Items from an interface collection
Start of Block

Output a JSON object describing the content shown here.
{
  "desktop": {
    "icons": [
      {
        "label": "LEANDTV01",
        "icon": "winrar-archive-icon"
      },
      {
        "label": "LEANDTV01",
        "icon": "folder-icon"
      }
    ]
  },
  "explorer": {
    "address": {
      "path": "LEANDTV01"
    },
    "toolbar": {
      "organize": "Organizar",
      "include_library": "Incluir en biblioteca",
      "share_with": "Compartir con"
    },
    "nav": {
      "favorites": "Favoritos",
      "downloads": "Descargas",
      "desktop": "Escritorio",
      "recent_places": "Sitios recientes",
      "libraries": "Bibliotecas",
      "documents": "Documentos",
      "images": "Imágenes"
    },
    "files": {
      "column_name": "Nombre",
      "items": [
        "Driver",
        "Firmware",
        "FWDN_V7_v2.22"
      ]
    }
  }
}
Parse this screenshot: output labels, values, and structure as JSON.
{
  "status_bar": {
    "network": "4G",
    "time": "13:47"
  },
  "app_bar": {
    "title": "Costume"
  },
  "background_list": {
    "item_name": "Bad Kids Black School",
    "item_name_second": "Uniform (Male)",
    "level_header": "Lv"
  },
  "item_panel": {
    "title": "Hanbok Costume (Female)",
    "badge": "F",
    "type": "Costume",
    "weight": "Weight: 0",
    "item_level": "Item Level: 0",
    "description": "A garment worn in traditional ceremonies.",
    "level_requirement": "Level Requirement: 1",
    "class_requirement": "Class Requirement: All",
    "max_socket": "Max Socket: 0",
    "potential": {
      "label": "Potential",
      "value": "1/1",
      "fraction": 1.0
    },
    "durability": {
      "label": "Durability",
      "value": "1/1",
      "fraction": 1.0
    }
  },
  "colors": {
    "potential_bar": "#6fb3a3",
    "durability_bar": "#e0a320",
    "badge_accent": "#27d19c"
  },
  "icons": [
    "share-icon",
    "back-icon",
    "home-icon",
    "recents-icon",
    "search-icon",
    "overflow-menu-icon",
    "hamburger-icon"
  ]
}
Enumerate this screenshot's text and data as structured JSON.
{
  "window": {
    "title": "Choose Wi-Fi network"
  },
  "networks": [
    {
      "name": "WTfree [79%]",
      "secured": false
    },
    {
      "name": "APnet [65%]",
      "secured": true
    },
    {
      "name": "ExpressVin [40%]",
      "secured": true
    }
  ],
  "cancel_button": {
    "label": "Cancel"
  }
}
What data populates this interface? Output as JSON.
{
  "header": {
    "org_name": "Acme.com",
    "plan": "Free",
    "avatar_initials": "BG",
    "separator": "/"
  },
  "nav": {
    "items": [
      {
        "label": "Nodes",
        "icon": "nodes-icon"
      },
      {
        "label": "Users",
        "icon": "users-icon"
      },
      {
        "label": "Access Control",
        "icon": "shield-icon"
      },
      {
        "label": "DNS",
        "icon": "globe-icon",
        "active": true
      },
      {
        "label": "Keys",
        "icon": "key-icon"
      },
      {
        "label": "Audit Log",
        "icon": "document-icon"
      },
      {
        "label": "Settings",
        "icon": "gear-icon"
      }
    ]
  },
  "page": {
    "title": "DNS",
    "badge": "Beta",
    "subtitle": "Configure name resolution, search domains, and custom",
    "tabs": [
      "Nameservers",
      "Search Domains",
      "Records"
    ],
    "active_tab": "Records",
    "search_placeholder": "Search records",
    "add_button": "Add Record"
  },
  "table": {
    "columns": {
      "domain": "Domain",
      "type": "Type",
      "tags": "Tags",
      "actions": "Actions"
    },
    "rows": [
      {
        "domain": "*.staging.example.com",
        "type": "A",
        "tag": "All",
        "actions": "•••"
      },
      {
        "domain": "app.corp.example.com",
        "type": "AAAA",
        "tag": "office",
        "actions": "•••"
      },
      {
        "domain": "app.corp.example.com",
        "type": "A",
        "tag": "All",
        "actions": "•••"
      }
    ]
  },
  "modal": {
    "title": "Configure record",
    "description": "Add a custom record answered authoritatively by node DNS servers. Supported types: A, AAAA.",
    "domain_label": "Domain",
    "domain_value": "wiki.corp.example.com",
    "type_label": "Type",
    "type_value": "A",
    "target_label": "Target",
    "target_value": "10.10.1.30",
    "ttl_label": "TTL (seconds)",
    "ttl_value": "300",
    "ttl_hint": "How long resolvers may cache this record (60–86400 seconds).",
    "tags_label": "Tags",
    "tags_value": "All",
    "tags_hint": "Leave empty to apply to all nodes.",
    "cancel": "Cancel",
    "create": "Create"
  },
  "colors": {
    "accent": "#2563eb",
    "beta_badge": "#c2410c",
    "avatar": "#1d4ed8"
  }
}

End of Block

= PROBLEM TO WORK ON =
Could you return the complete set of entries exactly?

= ANSWER =
Output a JSON object describing the content shown here.
{
  "desktop": {
    "icons": [
      {
        "label": "LEANDTV01",
        "icon": "winrar-archive-icon"
      },
      {
        "label": "LEANDTV01",
        "icon": "folder-icon"
      }
    ]
  },
  "explorer": {
    "address": {
      "path": "LEANDTV01"
    },
    "toolbar": {
      "organize": "Organizar",
      "include_library": "Incluir en biblioteca",
      "share_with": "Compartir con"
    },
    "nav": {
      "favorites": "Favoritos",
      "downloads": "Descargas",
      "desktop": "Escritorio",
      "recent_places": "Sitios recientes",
      "libraries": "Bibliotecas",
      "documents": "Documentos",
      "images": "Imágenes"
    },
    "files": {
      "column_name": "Nombre",
      "items": [
        "Driver",
        "Firmware",
        "FWDN_V7_v2.22"
      ]
    }
  }
}
Parse this screenshot: output labels, values, and structure as JSON.
{
  "status_bar": {
    "network": "4G",
    "time": "13:47"
  },
  "app_bar": {
    "title": "Costume"
  },
  "background_list": {
    "item_name": "Bad Kids Black School",
    "item_name_second": "Uniform (Male)",
    "level_header": "Lv"
  },
  "item_panel": {
    "title": "Hanbok Costume (Female)",
    "badge": "F",
    "type": "Costume",
    "weight": "Weight: 0",
    "item_level": "Item Level: 0",
    "description": "A garment worn in traditional ceremonies.",
    "level_requirement": "Level Requirement: 1",
    "class_requirement": "Class Requirement: All",
    "max_socket": "Max Socket: 0",
    "potential": {
      "label": "Potential",
      "value": "1/1",
      "fraction": 1.0
    },
    "durability": {
      "label": "Durability",
      "value": "1/1",
      "fraction": 1.0
    }
  },
  "colors": {
    "potential_bar": "#6fb3a3",
    "durability_bar": "#e0a320",
    "badge_accent": "#27d19c"
  },
  "icons": [
    "share-icon",
    "back-icon",
    "home-icon",
    "recents-icon",
    "search-icon",
    "overflow-menu-icon",
    "hamburger-icon"
  ]
}
Enumerate this screenshot's text and data as structured JSON.
{
  "window": {
    "title": "Choose Wi-Fi network"
  },
  "networks": [
    {
      "name": "WTfree [79%]",
      "secured": false
    },
    {
      "name": "APnet [65%]",
      "secured": true
    },
    {
      "name": "ExpressVin [40%]",
      "secured": true
    }
  ],
  "cancel_button": {
    "label": "Cancel"
  }
}
What data populates this interface? Output as JSON.
{
  "header": {
    "org_name": "Acme.com",
    "plan": "Free",
    "avatar_initials": "BG",
    "separator": "/"
  },
  "nav": {
    "items": [
      {
        "label": "Nodes",
        "icon": "nodes-icon"
      },
      {
        "label": "Users",
        "icon": "users-icon"
      },
      {
        "label": "Access Control",
        "icon": "shield-icon"
      },
      {
        "label": "DNS",
        "icon": "globe-icon",
        "active": true
      },
      {
        "label": "Keys",
        "icon": "key-icon"
      },
      {
        "label": "Audit Log",
        "icon": "document-icon"
      },
      {
        "label": "Settings",
        "icon": "gear-icon"
      }
    ]
  },
  "page": {
    "title": "DNS",
    "badge": "Beta",
    "subtitle": "Configure name resolution, search domains, and custom",
    "tabs": [
      "Nameservers",
      "Search Domains",
      "Records"
    ],
    "active_tab": "Records",
    "search_placeholder": "Search records",
    "add_button": "Add Record"
  },
  "table": {
    "columns": {
      "domain": "Domain",
      "type": "Type",
      "tags": "Tags",
      "actions": "Actions"
    },
    "rows": [
      {
        "domain": "*.staging.example.com",
        "type": "A",
        "tag": "All",
        "actions": "•••"
      },
      {
        "domain": "app.corp.example.com",
        "type": "AAAA",
        "tag": "office",
        "actions": "•••"
      },
      {
        "domain": "app.corp.example.com",
        "type": "A",
        "tag": "All",
        "actions": "•••"
      }
    ]
  },
  "modal": {
    "title": "Configure record",
    "description": "Add a custom record answered authoritatively by node DNS servers. Supported types: A, AAAA.",
    "domain_label": "Domain",
    "domain_value": "wiki.corp.example.com",
    "type_label": "Type",
    "type_value": "A",
    "target_label": "Target",
    "target_value": "10.10.1.30",
    "ttl_label": "TTL (seconds)",
    "ttl_value": "300",
    "ttl_hint": "How long resolvers may cache this record (60–86400 seconds).",
    "tags_label": "Tags",
    "tags_value": "All",
    "tags_hint": "Leave empty to apply to all nodes.",
    "cancel": "Cancel",
    "create": "Create"
  },
  "colors": {
    "accent": "#2563eb",
    "beta_badge": "#c2410c",
    "avatar": "#1d4ed8"
  }
}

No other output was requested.